Out of the entries that follow, copy each line containing "Center".

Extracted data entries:
----
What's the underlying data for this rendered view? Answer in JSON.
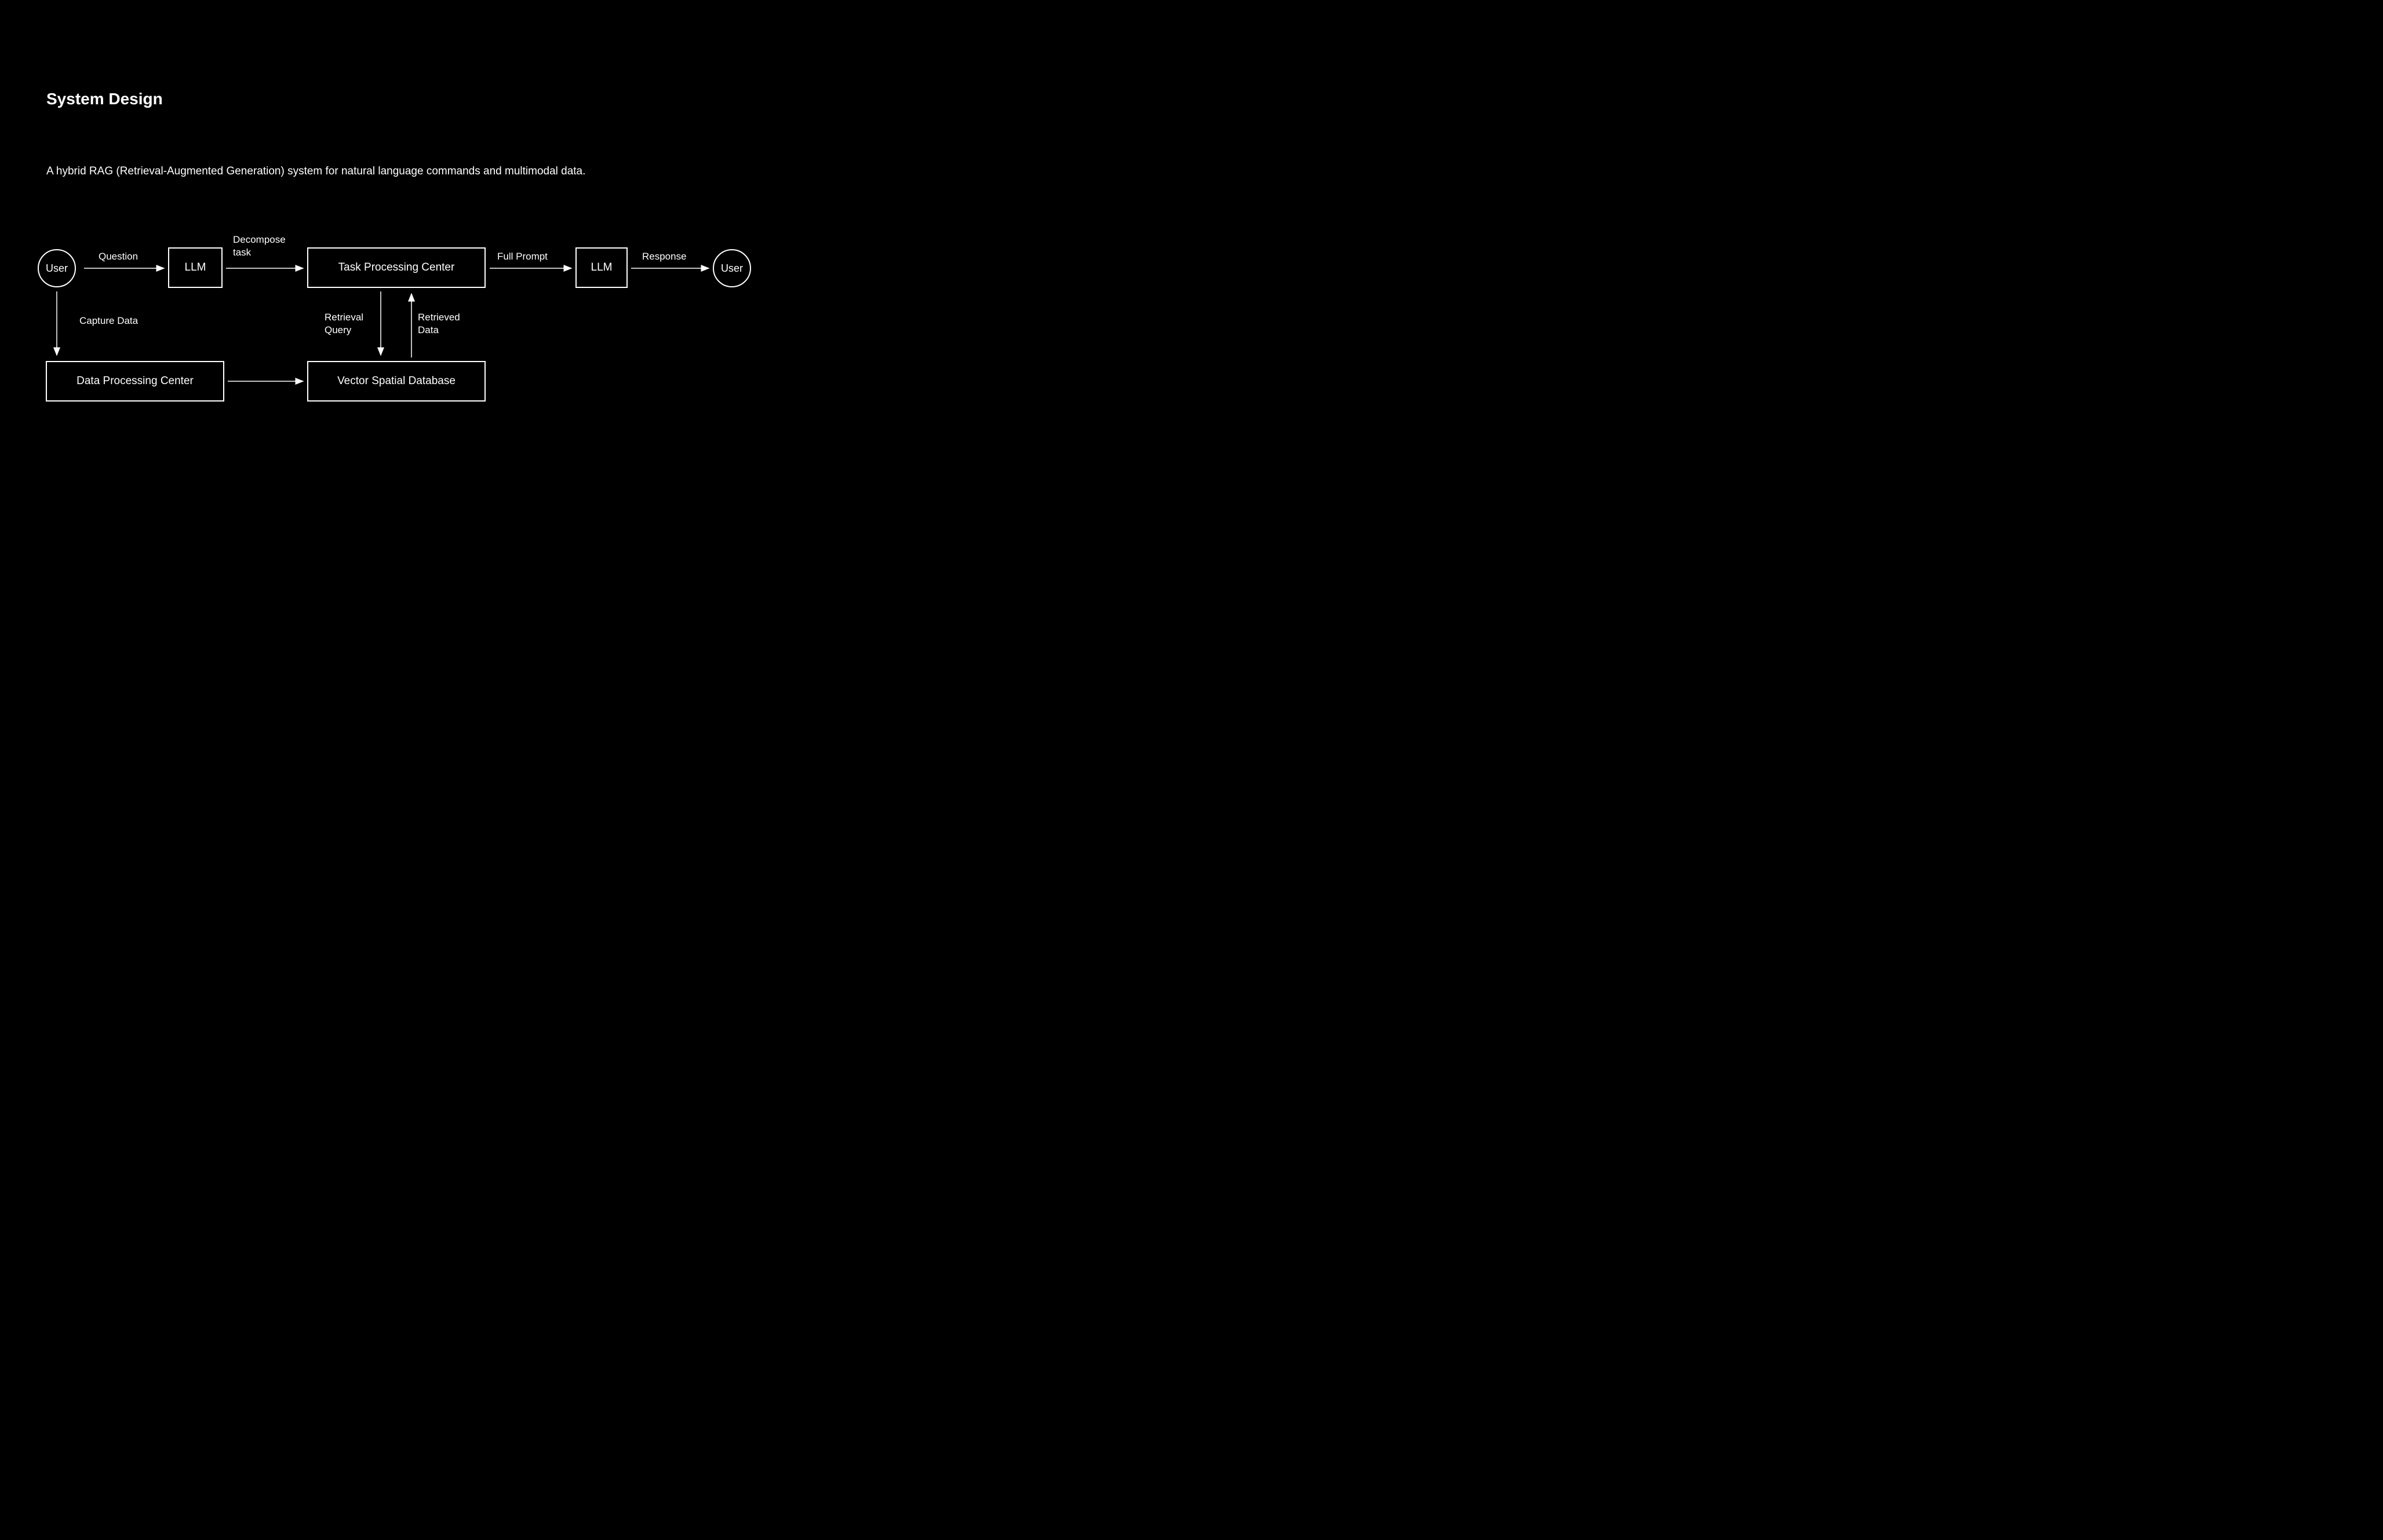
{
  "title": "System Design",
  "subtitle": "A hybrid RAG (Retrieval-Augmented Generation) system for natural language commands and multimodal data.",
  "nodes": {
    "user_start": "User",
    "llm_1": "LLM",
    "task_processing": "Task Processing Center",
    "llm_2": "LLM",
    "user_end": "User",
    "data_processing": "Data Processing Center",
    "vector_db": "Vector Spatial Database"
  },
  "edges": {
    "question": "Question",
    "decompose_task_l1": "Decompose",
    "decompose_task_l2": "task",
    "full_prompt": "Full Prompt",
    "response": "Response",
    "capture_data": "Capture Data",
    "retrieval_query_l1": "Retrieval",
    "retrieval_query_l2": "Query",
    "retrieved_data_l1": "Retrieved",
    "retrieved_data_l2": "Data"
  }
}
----
Answer section:
    "task_processing": "Task Processing Center",
    "data_processing": "Data Processing Center",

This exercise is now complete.